§ RECORDS FOR PROCESSING
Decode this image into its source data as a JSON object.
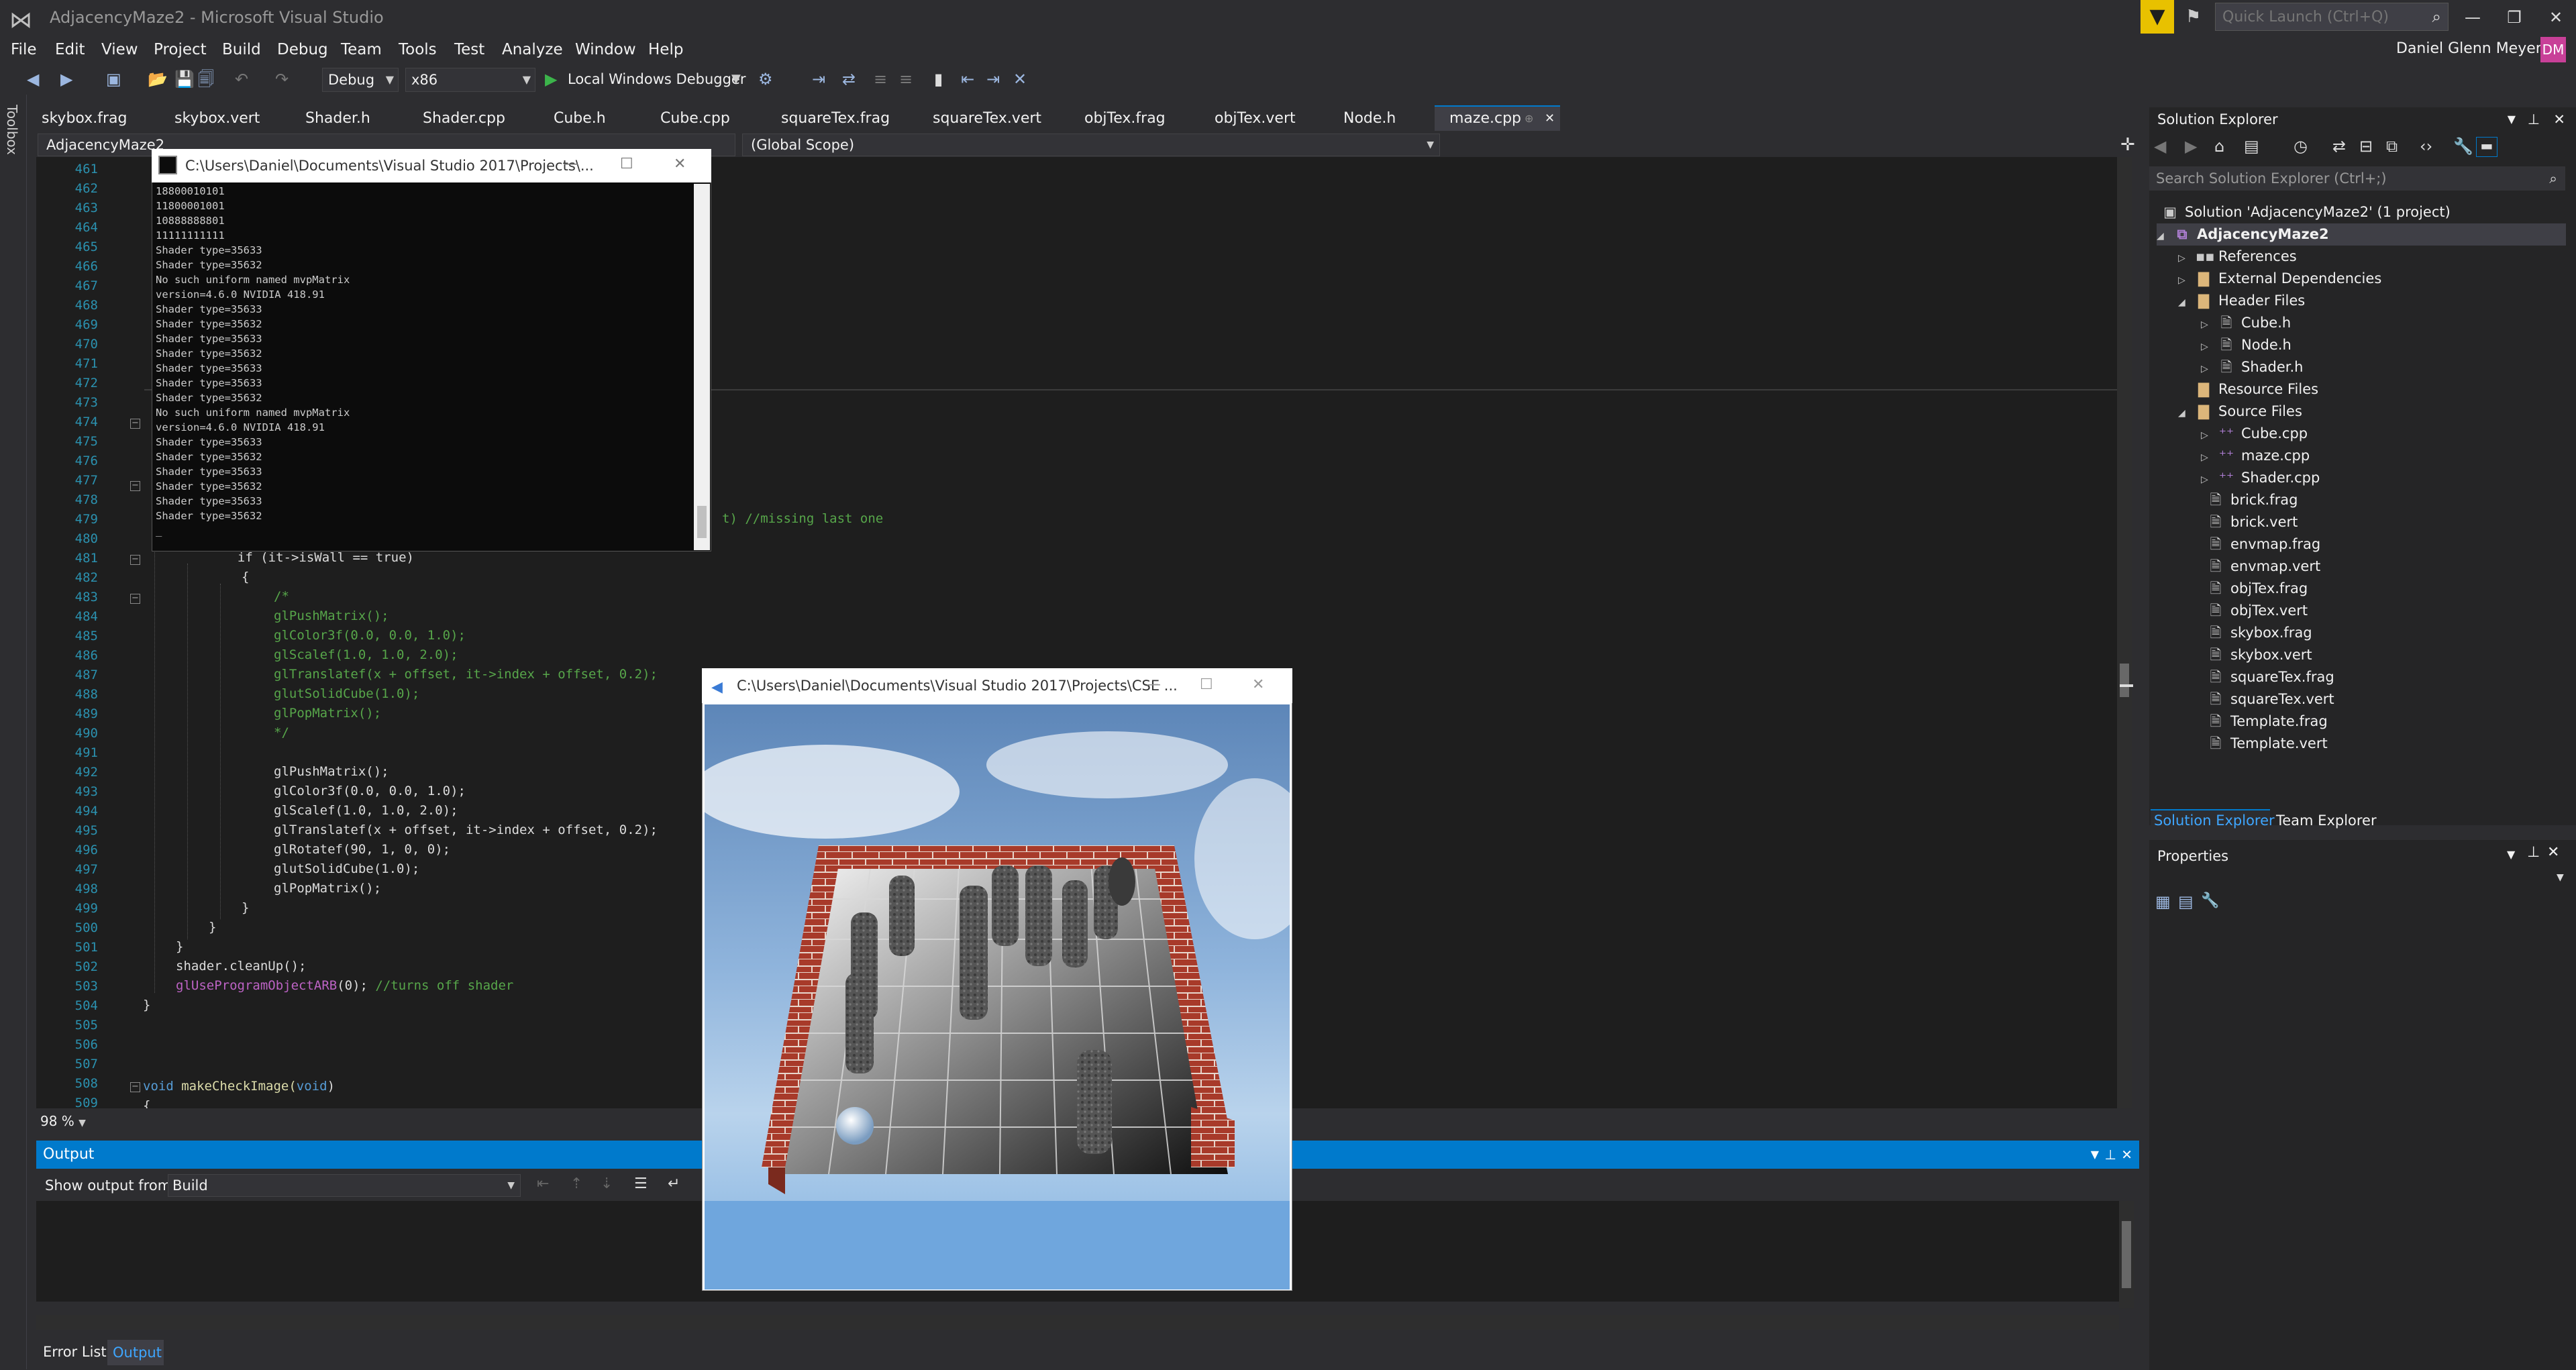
{
  "window": {
    "title": "AdjacencyMaze2 - Microsoft Visual Studio",
    "quick_launch_placeholder": "Quick Launch (Ctrl+Q)",
    "user_name": "Daniel Glenn Meyer",
    "user_initials": "DM"
  },
  "menu": [
    "File",
    "Edit",
    "View",
    "Project",
    "Build",
    "Debug",
    "Team",
    "Tools",
    "Test",
    "Analyze",
    "Window",
    "Help"
  ],
  "toolbar": {
    "configuration": "Debug",
    "platform": "x86",
    "debugger_label": "Local Windows Debugger"
  },
  "toolbox_label": "Toolbox",
  "tabs": [
    "skybox.frag",
    "skybox.vert",
    "Shader.h",
    "Shader.cpp",
    "Cube.h",
    "Cube.cpp",
    "squareTex.frag",
    "squareTex.vert",
    "objTex.frag",
    "objTex.vert",
    "Node.h",
    "maze.cpp"
  ],
  "active_tab": "maze.cpp",
  "nav": {
    "project": "AdjacencyMaze2",
    "scope": "(Global Scope)"
  },
  "code": {
    "line_numbers": [
      "461",
      "462",
      "463",
      "464",
      "465",
      "466",
      "467",
      "468",
      "469",
      "470",
      "471",
      "472",
      "473",
      "474",
      "475",
      "476",
      "477",
      "478",
      "479",
      "480",
      "481",
      "482",
      "483",
      "484",
      "485",
      "486",
      "487",
      "488",
      "489",
      "490",
      "491",
      "492",
      "493",
      "494",
      "495",
      "496",
      "497",
      "498",
      "499",
      "500",
      "501",
      "502",
      "503",
      "504",
      "505",
      "506",
      "507",
      "508",
      "509"
    ],
    "partial_479": "t) //missing last one",
    "l481": "if (it->isWall == true)",
    "l482": "{",
    "l483": "/*",
    "l484": "glPushMatrix();",
    "l485": "glColor3f(0.0, 0.0, 1.0);",
    "l486": "glScalef(1.0, 1.0, 2.0);",
    "l487": "glTranslatef(x + offset, it->index + offset, 0.2);",
    "l488": "glutSolidCube(1.0);",
    "l489": "glPopMatrix();",
    "l490": "*/",
    "l492": "glPushMatrix();",
    "l493": "glColor3f(0.0, 0.0, 1.0);",
    "l494": "glScalef(1.0, 1.0, 2.0);",
    "l495": "glTranslatef(x + offset, it->index + offset, 0.2);",
    "l496": "glRotatef(90, 1, 0, 0);",
    "l497": "glutSolidCube(1.0);",
    "l498": "glPopMatrix();",
    "l499": "}",
    "l500": "}",
    "l501": "}",
    "l502": "shader.cleanUp();",
    "l503_fn": "glUseProgramObjectARB",
    "l503_rest": "(0); ",
    "l503_cm": "//turns off shader",
    "l504": "}",
    "l508_kw": "void",
    "l508_fn": " makeCheckImage(",
    "l508_kw2": "void",
    "l508_end": ")",
    "l509": "{"
  },
  "zoom": "98 %",
  "output": {
    "title": "Output",
    "show_from_label": "Show output from:",
    "source": "Build"
  },
  "bottom_tabs": {
    "error_list": "Error List",
    "output": "Output"
  },
  "solution_explorer": {
    "title": "Solution Explorer",
    "search_placeholder": "Search Solution Explorer (Ctrl+;)",
    "solution": "Solution 'AdjacencyMaze2' (1 project)",
    "project": "AdjacencyMaze2",
    "references": "References",
    "external_deps": "External Dependencies",
    "header_files": "Header Files",
    "headers": [
      "Cube.h",
      "Node.h",
      "Shader.h"
    ],
    "resource_files": "Resource Files",
    "source_files": "Source Files",
    "sources": [
      "Cube.cpp",
      "maze.cpp",
      "Shader.cpp"
    ],
    "files": [
      "brick.frag",
      "brick.vert",
      "envmap.frag",
      "envmap.vert",
      "objTex.frag",
      "objTex.vert",
      "skybox.frag",
      "skybox.vert",
      "squareTex.frag",
      "squareTex.vert",
      "Template.frag",
      "Template.vert"
    ],
    "tab_solution_explorer": "Solution Explorer",
    "tab_team_explorer": "Team Explorer"
  },
  "properties": {
    "title": "Properties"
  },
  "console": {
    "title": "C:\\Users\\Daniel\\Documents\\Visual Studio 2017\\Projects\\...",
    "lines": [
      "18800010101",
      "11800001001",
      "10888888801",
      "11111111111",
      "Shader type=35633",
      "Shader type=35632",
      "No such uniform named mvpMatrix",
      "version=4.6.0 NVIDIA 418.91",
      "Shader type=35633",
      "Shader type=35632",
      "Shader type=35633",
      "Shader type=35632",
      "Shader type=35633",
      "Shader type=35633",
      "Shader type=35632",
      "No such uniform named mvpMatrix",
      "version=4.6.0 NVIDIA 418.91",
      "Shader type=35633",
      "Shader type=35632",
      "Shader type=35633",
      "Shader type=35632",
      "Shader type=35633",
      "Shader type=35632",
      "_"
    ]
  },
  "gl_window": {
    "title": "C:\\Users\\Daniel\\Documents\\Visual Studio 2017\\Projects\\CSE ..."
  },
  "colors": {
    "accent": "#007acc",
    "bg": "#2d2d30",
    "editor": "#1e1e1e",
    "filter": "#e8c100",
    "avatar": "#c84098",
    "brick": "#a83a2a"
  }
}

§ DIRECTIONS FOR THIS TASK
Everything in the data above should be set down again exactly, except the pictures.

§ SOLUTION TO THE EXERCISE
Decode this image into its source data as a JSON object.
{
  "window": {
    "title": "AdjacencyMaze2 - Microsoft Visual Studio",
    "quick_launch_placeholder": "Quick Launch (Ctrl+Q)",
    "user_name": "Daniel Glenn Meyer",
    "user_initials": "DM"
  },
  "menu": [
    "File",
    "Edit",
    "View",
    "Project",
    "Build",
    "Debug",
    "Team",
    "Tools",
    "Test",
    "Analyze",
    "Window",
    "Help"
  ],
  "toolbar": {
    "configuration": "Debug",
    "platform": "x86",
    "debugger_label": "Local Windows Debugger"
  },
  "toolbox_label": "Toolbox",
  "tabs": [
    "skybox.frag",
    "skybox.vert",
    "Shader.h",
    "Shader.cpp",
    "Cube.h",
    "Cube.cpp",
    "squareTex.frag",
    "squareTex.vert",
    "objTex.frag",
    "objTex.vert",
    "Node.h",
    "maze.cpp"
  ],
  "active_tab": "maze.cpp",
  "nav": {
    "project": "AdjacencyMaze2",
    "scope": "(Global Scope)"
  },
  "code": {
    "line_numbers": [
      "461",
      "462",
      "463",
      "464",
      "465",
      "466",
      "467",
      "468",
      "469",
      "470",
      "471",
      "472",
      "473",
      "474",
      "475",
      "476",
      "477",
      "478",
      "479",
      "480",
      "481",
      "482",
      "483",
      "484",
      "485",
      "486",
      "487",
      "488",
      "489",
      "490",
      "491",
      "492",
      "493",
      "494",
      "495",
      "496",
      "497",
      "498",
      "499",
      "500",
      "501",
      "502",
      "503",
      "504",
      "505",
      "506",
      "507",
      "508",
      "509"
    ],
    "partial_479": "t) //missing last one",
    "l481": "if (it->isWall == true)",
    "l482": "{",
    "l483": "/*",
    "l484": "glPushMatrix();",
    "l485": "glColor3f(0.0, 0.0, 1.0);",
    "l486": "glScalef(1.0, 1.0, 2.0);",
    "l487": "glTranslatef(x + offset, it->index + offset, 0.2);",
    "l488": "glutSolidCube(1.0);",
    "l489": "glPopMatrix();",
    "l490": "*/",
    "l492": "glPushMatrix();",
    "l493": "glColor3f(0.0, 0.0, 1.0);",
    "l494": "glScalef(1.0, 1.0, 2.0);",
    "l495": "glTranslatef(x + offset, it->index + offset, 0.2);",
    "l496": "glRotatef(90, 1, 0, 0);",
    "l497": "glutSolidCube(1.0);",
    "l498": "glPopMatrix();",
    "l499": "}",
    "l500": "}",
    "l501": "}",
    "l502": "shader.cleanUp();",
    "l503_fn": "glUseProgramObjectARB",
    "l503_rest": "(0); ",
    "l503_cm": "//turns off shader",
    "l504": "}",
    "l508_kw": "void",
    "l508_fn": " makeCheckImage(",
    "l508_kw2": "void",
    "l508_end": ")",
    "l509": "{"
  },
  "zoom": "98 %",
  "output": {
    "title": "Output",
    "show_from_label": "Show output from:",
    "source": "Build"
  },
  "bottom_tabs": {
    "error_list": "Error List",
    "output": "Output"
  },
  "solution_explorer": {
    "title": "Solution Explorer",
    "search_placeholder": "Search Solution Explorer (Ctrl+;)",
    "solution": "Solution 'AdjacencyMaze2' (1 project)",
    "project": "AdjacencyMaze2",
    "references": "References",
    "external_deps": "External Dependencies",
    "header_files": "Header Files",
    "headers": [
      "Cube.h",
      "Node.h",
      "Shader.h"
    ],
    "resource_files": "Resource Files",
    "source_files": "Source Files",
    "sources": [
      "Cube.cpp",
      "maze.cpp",
      "Shader.cpp"
    ],
    "files": [
      "brick.frag",
      "brick.vert",
      "envmap.frag",
      "envmap.vert",
      "objTex.frag",
      "objTex.vert",
      "skybox.frag",
      "skybox.vert",
      "squareTex.frag",
      "squareTex.vert",
      "Template.frag",
      "Template.vert"
    ],
    "tab_solution_explorer": "Solution Explorer",
    "tab_team_explorer": "Team Explorer"
  },
  "properties": {
    "title": "Properties"
  },
  "console": {
    "title": "C:\\Users\\Daniel\\Documents\\Visual Studio 2017\\Projects\\...",
    "lines": [
      "18800010101",
      "11800001001",
      "10888888801",
      "11111111111",
      "Shader type=35633",
      "Shader type=35632",
      "No such uniform named mvpMatrix",
      "version=4.6.0 NVIDIA 418.91",
      "Shader type=35633",
      "Shader type=35632",
      "Shader type=35633",
      "Shader type=35632",
      "Shader type=35633",
      "Shader type=35633",
      "Shader type=35632",
      "No such uniform named mvpMatrix",
      "version=4.6.0 NVIDIA 418.91",
      "Shader type=35633",
      "Shader type=35632",
      "Shader type=35633",
      "Shader type=35632",
      "Shader type=35633",
      "Shader type=35632",
      "_"
    ]
  },
  "gl_window": {
    "title": "C:\\Users\\Daniel\\Documents\\Visual Studio 2017\\Projects\\CSE ..."
  },
  "colors": {
    "accent": "#007acc",
    "bg": "#2d2d30",
    "editor": "#1e1e1e",
    "filter": "#e8c100",
    "avatar": "#c84098",
    "brick": "#a83a2a"
  }
}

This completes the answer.